### TASK ITEM
Each record that follows must be given again without alteration.

### MATERIAL PROVIDED

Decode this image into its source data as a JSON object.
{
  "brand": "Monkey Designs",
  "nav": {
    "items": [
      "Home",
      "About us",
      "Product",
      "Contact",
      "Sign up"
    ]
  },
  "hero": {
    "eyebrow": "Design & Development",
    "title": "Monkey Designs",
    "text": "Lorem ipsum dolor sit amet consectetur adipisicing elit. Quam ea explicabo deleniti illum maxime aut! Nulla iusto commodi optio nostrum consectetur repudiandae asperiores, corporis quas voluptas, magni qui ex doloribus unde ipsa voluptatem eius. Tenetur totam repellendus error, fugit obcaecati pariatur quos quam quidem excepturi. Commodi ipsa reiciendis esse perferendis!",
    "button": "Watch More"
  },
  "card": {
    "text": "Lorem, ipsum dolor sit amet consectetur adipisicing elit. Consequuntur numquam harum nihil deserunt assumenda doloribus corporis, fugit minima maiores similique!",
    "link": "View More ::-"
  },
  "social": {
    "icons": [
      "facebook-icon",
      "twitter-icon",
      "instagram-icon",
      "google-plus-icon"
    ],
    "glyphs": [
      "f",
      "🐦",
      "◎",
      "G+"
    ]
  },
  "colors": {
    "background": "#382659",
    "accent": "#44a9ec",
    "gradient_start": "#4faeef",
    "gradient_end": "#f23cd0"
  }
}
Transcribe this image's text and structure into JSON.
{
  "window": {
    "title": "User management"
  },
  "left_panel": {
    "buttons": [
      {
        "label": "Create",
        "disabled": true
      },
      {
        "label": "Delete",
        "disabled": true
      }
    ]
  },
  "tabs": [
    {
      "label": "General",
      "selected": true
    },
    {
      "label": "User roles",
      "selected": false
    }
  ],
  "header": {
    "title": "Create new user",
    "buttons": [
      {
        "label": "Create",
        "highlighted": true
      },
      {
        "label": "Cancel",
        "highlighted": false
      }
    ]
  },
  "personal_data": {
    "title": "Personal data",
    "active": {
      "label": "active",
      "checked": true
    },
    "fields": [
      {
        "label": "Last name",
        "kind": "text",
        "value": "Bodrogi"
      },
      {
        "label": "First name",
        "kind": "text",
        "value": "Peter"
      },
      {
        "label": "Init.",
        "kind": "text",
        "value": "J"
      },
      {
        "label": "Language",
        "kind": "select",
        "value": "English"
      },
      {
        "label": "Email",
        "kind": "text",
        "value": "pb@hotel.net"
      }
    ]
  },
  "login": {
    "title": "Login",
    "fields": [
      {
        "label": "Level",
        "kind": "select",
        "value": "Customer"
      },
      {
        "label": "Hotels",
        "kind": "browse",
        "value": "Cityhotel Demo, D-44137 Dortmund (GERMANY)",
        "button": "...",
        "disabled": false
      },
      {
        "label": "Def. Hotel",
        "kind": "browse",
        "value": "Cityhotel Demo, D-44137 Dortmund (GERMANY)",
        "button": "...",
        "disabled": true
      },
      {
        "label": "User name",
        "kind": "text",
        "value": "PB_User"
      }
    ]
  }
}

### TASK RESPONSE
Decode this image into its source data as a JSON object.
{
  "brand": "Monkey Designs",
  "nav": {
    "items": [
      "Home",
      "About us",
      "Product",
      "Contact",
      "Sign up"
    ]
  },
  "hero": {
    "eyebrow": "Design & Development",
    "title": "Monkey Designs",
    "text": "Lorem ipsum dolor sit amet consectetur adipisicing elit. Quam ea explicabo deleniti illum maxime aut! Nulla iusto commodi optio nostrum consectetur repudiandae asperiores, corporis quas voluptas, magni qui ex doloribus unde ipsa voluptatem eius. Tenetur totam repellendus error, fugit obcaecati pariatur quos quam quidem excepturi. Commodi ipsa reiciendis esse perferendis!",
    "button": "Watch More"
  },
  "card": {
    "text": "Lorem, ipsum dolor sit amet consectetur adipisicing elit. Consequuntur numquam harum nihil deserunt assumenda doloribus corporis, fugit minima maiores similique!",
    "link": "View More ::-"
  },
  "social": {
    "icons": [
      "facebook-icon",
      "twitter-icon",
      "instagram-icon",
      "google-plus-icon"
    ],
    "glyphs": [
      "f",
      "🐦",
      "◎",
      "G+"
    ]
  },
  "colors": {
    "background": "#382659",
    "accent": "#44a9ec",
    "gradient_start": "#4faeef",
    "gradient_end": "#f23cd0"
  }
}
Transcribe this image's text and structure into JSON.
{
  "window": {
    "title": "User management"
  },
  "left_panel": {
    "buttons": [
      {
        "label": "Create",
        "disabled": true
      },
      {
        "label": "Delete",
        "disabled": true
      }
    ]
  },
  "tabs": [
    {
      "label": "General",
      "selected": true
    },
    {
      "label": "User roles",
      "selected": false
    }
  ],
  "header": {
    "title": "Create new user",
    "buttons": [
      {
        "label": "Create",
        "highlighted": true
      },
      {
        "label": "Cancel",
        "highlighted": false
      }
    ]
  },
  "personal_data": {
    "title": "Personal data",
    "active": {
      "label": "active",
      "checked": true
    },
    "fields": [
      {
        "label": "Last name",
        "kind": "text",
        "value": "Bodrogi"
      },
      {
        "label": "First name",
        "kind": "text",
        "value": "Peter"
      },
      {
        "label": "Init.",
        "kind": "text",
        "value": "J"
      },
      {
        "label": "Language",
        "kind": "select",
        "value": "English"
      },
      {
        "label": "Email",
        "kind": "text",
        "value": "pb@hotel.net"
      }
    ]
  },
  "login": {
    "title": "Login",
    "fields": [
      {
        "label": "Level",
        "kind": "select",
        "value": "Customer"
      },
      {
        "label": "Hotels",
        "kind": "browse",
        "value": "Cityhotel Demo, D-44137 Dortmund (GERMANY)",
        "button": "...",
        "disabled": false
      },
      {
        "label": "Def. Hotel",
        "kind": "browse",
        "value": "Cityhotel Demo, D-44137 Dortmund (GERMANY)",
        "button": "...",
        "disabled": true
      },
      {
        "label": "User name",
        "kind": "text",
        "value": "PB_User"
      }
    ]
  }
}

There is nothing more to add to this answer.